Unlike predicates, an object is not essential. Predicates are an essential part of a sentence because they contain verbs. Objects, however, provide further information that isn’t necessarily required. They are helpful, though, because they further explain the action of the verb. Once you see a few examples, it’ll all come together.

  • Katherine walked her dog.
    Here, “Katherine” is the subject and “walked” is the verb. But, Katherine walked what? The answer is “her dog.” Again, objects expand verbs. This sentence didn’t simply read “Katherine walked.” Rather, it provides further detail, thanks to the object of the verb “her dog.”
  • They ran to the playground.
    In this sentence, “They” is the subject. “Ran” is the action verb. But, for more information, we learn where they ran. That is, “to the playground,” making it the object of the verb.
  • With gratitude, I opened the present and shimmered with joy.
    Don’t be fooled by the added components in this sentence: “With gratitude" is simply an opening clause, “and shimmered with joy” is added detail. “I” is the subject. “Opened” is the action verb. What was opened? “The present,” making it the object in this sentence.
  • I lit the candles.
    In this sentence, “I” is the subject. “Lit” is the action verb. What was lit? “The candles,” making that the object.
  • Sharon and Patrick walked their dogs together.
    In this example, “Sharon and Patrick” are the subject of the sentence. “Walked” is the action verb. But what was walked? “Their dogs.”
    Remember that “walked their dogs together” is the predicate of the sentence, encompassing the verb and the object of the sentence.

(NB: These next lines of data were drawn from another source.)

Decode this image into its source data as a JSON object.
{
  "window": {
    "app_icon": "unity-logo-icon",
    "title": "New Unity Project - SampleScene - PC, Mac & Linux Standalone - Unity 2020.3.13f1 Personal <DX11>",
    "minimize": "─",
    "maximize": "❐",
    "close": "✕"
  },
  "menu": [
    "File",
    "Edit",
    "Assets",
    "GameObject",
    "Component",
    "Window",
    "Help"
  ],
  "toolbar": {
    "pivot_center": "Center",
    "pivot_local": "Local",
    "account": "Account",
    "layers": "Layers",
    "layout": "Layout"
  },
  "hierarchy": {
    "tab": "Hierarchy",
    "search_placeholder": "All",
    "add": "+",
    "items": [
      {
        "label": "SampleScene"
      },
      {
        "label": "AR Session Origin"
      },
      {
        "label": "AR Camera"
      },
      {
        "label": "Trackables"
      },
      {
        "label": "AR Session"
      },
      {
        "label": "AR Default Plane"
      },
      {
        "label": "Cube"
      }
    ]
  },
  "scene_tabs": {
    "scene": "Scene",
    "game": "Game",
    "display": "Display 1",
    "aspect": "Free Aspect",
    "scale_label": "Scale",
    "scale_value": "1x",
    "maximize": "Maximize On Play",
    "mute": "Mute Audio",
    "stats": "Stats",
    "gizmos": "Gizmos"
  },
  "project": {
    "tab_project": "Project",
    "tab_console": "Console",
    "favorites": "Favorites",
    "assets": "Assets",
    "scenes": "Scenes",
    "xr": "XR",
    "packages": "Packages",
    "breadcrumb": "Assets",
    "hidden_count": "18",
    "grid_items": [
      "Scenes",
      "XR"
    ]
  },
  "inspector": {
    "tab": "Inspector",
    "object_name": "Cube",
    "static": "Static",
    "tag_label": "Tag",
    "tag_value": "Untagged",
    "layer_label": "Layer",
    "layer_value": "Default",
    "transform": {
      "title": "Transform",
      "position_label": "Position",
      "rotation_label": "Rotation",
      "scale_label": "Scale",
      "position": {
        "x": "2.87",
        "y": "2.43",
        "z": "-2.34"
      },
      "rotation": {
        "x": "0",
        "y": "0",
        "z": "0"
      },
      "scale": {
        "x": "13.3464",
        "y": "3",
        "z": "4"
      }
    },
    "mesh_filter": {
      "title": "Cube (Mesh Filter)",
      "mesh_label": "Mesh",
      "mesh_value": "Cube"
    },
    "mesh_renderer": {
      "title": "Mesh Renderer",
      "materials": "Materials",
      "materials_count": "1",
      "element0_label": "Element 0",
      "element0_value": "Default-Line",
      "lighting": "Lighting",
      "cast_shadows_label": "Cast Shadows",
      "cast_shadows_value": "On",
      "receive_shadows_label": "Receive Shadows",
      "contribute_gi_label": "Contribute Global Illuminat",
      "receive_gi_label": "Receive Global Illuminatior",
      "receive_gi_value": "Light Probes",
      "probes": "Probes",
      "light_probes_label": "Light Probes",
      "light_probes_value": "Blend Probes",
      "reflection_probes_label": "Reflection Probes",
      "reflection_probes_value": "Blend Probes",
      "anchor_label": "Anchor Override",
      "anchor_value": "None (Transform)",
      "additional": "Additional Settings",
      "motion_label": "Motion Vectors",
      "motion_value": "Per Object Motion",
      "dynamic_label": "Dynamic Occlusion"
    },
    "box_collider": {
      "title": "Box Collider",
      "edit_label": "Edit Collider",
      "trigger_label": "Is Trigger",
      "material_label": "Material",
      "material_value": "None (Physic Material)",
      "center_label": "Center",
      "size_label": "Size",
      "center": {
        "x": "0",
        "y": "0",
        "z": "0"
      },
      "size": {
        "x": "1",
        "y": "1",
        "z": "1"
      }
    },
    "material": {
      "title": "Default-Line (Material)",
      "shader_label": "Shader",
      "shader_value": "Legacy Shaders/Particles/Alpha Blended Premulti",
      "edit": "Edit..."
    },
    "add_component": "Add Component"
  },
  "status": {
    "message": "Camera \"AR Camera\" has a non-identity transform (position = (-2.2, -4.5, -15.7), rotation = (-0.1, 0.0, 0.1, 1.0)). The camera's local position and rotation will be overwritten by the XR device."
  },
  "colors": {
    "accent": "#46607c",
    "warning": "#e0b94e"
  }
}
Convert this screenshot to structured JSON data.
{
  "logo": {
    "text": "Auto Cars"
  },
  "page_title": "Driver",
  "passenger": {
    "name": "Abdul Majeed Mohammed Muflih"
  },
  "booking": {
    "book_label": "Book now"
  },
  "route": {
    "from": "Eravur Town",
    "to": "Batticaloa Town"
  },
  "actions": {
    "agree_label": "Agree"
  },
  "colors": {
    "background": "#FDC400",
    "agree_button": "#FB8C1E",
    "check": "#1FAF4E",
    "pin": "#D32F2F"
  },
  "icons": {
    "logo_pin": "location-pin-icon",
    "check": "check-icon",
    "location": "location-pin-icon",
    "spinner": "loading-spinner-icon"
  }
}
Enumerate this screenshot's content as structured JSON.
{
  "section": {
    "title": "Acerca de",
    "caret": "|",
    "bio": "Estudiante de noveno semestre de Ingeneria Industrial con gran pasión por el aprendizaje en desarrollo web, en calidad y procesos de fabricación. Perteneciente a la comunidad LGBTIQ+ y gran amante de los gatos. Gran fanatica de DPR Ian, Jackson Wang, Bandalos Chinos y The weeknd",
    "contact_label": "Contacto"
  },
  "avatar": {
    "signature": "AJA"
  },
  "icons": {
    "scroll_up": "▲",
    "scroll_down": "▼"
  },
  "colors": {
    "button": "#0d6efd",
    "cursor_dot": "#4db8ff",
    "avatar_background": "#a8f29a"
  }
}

There are two types of objects: direct objects and indirect objects. Each example above contained a direct object. It answered the question “who” or “what” was carrying out the action of the verb. It’s important to understand indirect objects, as well. Let’s look at two examples.

  • I sent my mom a postcard from Paris.
    Here, “I” is the subject and “sent” is the verb. Sent what? “A postcard,” this is the direct object. But, who received the postcard? “My mom” received the postcard, making it the indirect object of the verb.
  • Emma gave me her gift card.
    In this example, “Emma” is the subject and “gave” is the verb. Gave what? “Gift card” is the direct object.“Me” is the indirect object that received the gift card.

Tell a Better Story

It’s useful to know that verbs point back to subjects, predicates encompass verbs, and objects point back to verbs. Understanding what we write and how to use each part of speech will make us more powerful writers.

Now you can see that a sentence is a multi-faceted thing, containing several useful components. This is why diagramming sentences is so powerful. It allows us to visualize each component and effectively use them to tell a better story.